A magnificent view of Suzdal opens from the bank of the Kamenka. The panorama of bell-towers and cupolas of innumerable churches with tops of trees showing here and there unfolds in a continuous row stretching as far the eye can see. One of the oldest towns in north-east Russia, in the 11th century Suzdal was the capital of the Rostov-Suzdal Principality. When the centre of political life was trans¬ferred to Vladimir, Suzdal could no longer play the role it had played in the earlier years. In the 14th century its lands were annexed by Moscow and it was reduced to the position of an ordinary district centre in the Moscow state. The importance of Suzdal lies primarily in its being a guardian of old traditions, a town-museum possessing many excellent architectural monuments, with chronology ranging from the 13th to the 18th century.
History of Suzdal
The place from which the town had started is now the territory of the Kremlin. It was here that Prince Vladimir Monomachus erected a cathedral which stood from the late 11th century to the beginning of the 13th century.
In 1222—1225, Prince Georgi Vsevolodovich built a new church on the same site—the Cathedral of the Nativity of the Virgin. It has survived till our time, though not intact. In the early 16th century, the walls were dismantled in their upper part and then rebuilt. In the 18th century the cathedral was given onion-shaped domes. The outer decor mainly consists of details hewn in white limestone.
Among specimens of ancient Russian art gathered in the cathedral there is a unique masterpiece of 13th century craftsmen—the “Golden” Gates in the west and south portals. The huge two-leaved doors have the facing of copper plates decorated with numerous scenes. The pictures with exquisite golden lines gleaming against a dark background are remarkable for the elegance of draftsmanship. Originally the church was frescoed in 1233. The existing murals were first executed in 1635—1636 and then repainted in the 18th and 19th centuries.

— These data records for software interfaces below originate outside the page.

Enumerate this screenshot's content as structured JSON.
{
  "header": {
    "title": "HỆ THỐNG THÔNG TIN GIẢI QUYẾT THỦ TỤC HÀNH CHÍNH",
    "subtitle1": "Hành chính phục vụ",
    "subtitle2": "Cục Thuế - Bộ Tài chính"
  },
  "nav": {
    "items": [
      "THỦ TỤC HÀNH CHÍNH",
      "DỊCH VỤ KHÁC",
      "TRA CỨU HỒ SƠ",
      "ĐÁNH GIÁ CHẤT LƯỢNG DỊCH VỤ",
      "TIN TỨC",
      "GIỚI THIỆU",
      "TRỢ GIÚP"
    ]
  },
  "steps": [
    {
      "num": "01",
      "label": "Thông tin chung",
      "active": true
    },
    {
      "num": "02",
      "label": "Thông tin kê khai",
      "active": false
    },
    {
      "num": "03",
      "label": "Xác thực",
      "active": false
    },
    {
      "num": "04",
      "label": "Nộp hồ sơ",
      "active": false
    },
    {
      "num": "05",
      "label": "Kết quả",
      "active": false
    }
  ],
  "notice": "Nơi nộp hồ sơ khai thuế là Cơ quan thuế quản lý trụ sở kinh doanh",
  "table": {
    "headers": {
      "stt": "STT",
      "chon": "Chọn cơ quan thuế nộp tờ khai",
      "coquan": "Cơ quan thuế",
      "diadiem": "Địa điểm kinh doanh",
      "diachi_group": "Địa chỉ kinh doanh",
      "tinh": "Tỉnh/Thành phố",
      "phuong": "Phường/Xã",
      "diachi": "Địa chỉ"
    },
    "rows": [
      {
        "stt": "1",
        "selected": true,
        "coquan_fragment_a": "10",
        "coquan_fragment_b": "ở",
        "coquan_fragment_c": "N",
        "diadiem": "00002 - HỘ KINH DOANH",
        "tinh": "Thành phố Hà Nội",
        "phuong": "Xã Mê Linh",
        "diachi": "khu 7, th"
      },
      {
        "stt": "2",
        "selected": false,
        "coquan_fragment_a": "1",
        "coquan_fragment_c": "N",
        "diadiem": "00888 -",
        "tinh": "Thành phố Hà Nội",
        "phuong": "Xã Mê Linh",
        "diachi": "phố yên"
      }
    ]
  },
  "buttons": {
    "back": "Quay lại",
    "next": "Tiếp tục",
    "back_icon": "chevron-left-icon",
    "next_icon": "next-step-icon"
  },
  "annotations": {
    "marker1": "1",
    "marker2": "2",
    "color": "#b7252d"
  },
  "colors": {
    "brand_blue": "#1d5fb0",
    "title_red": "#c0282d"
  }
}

None of the wooden houses that were built when the town began to grow in the 14th and 15th centuries has survived the tempests of time. The 16th century was marked by a stone construction boom in the monasteries.
From the higher left bank of the Kamenka there is an excellent view of the Convent of the Intercession whose main buildings—the Holy Gates, the Church of the Annunciation and the Cathedral of the Intercession—were erected in the first two decades of the 16th century by commission of Grand Prince Vasily III.
Large-scale construction works at the convent were carried on till the mid-16th century. Among the buildings dating from that period are the Church of the Immaculate Conception, the bell-tower of original design, the walls, and the towers. Alterations and additions were also made in the 17th and 18th centuries.
Facing the Convent of the Intercession from the higher left bank of the Kamenka are the walls and towers of the St Euthymus Monastery of the Saviour. The heavy domes of the monastery cathedral tower behind the walls. The severe aspect of this complex is effectively set off by the gay white buildings of the convent. Founded in the mid-14th century, the monastery served as Suzdal’s north¬ern defensive outpost. The existing walls and towers were raised in the 1670s and 1680s and have a design vary-ing according to their location—in some places they are made lower, in others—higher. The monastery fortifications rank with the best examples of Russian military architecture.
In the group of buildings situated inside the walls the most impressive is the five-domed Cathedral of the Transfiguration (1564) with the interior frescoed in 1689 by the famous team of Gury Nikitin and Sila Savin.
At the Convent of the Deposition of the Robe the main buildings date back to the 16th or the 17th century. The cathedral represents a smaller and somewhat simpli¬fied version of the cathedral in the Convent of the Inter¬cession. Architecture of the second half of the 17th century is exemplified by the magnificent Holy Gates topped with two richly decorated pyramidal towers.
The 18th century witnessed a new flowering of Suzdalian architecture. To that period belong some of the town’s best buildings: the Church of St Nicholas, the Church of Sts Cosmas and Damien, the Church of the Entry into Jerusalem, the Church of SteParasceve Piatnitsa, etc. They have some common traits in their construction—a cubic main body that is crowned with one or five small beady cupolas resting on thin drums; a multitiered belfry with a tent-shaped upper part. Their peculiar silhouettes lend a specific quality to the architectural ensemble of the town.
At the village of Kideksha, a few miles from Suzdal, Prince Yury Dolgoruky had a fortified residence. The memory of that time is kept by the Church of St Boris and St Gleb (1152).